(STORED DATA Opens)

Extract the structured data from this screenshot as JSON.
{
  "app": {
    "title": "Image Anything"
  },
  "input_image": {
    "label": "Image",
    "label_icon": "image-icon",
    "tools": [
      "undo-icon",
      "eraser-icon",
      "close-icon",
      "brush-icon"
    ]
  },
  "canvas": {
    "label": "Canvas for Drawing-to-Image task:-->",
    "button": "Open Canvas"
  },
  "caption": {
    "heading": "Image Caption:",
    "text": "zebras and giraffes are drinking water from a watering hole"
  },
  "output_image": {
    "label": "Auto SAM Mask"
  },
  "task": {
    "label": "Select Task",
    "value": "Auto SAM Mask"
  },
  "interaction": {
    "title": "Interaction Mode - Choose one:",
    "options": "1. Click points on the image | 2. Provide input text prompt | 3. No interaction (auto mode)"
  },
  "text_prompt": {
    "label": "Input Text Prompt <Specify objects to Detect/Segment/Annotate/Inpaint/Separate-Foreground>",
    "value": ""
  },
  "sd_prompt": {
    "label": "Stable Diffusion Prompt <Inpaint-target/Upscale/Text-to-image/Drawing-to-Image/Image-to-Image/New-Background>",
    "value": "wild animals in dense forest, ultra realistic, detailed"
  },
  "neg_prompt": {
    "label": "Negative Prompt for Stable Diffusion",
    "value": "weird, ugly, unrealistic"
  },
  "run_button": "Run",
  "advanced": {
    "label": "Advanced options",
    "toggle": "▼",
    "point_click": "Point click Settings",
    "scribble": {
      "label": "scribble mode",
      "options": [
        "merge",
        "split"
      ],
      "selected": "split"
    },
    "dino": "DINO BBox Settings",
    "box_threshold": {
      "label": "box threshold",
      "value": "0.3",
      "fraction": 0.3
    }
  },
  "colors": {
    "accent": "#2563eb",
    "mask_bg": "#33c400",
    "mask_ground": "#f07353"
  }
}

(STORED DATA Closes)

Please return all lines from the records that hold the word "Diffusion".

§ **FINISHED TASK**
    "label": "Stable Diffusion Prompt <Inpaint-target/Upscale/Text-to-image/Drawing-to-Image/Image-to-Image/New-Background>",
    "label": "Negative Prompt for Stable Diffusion",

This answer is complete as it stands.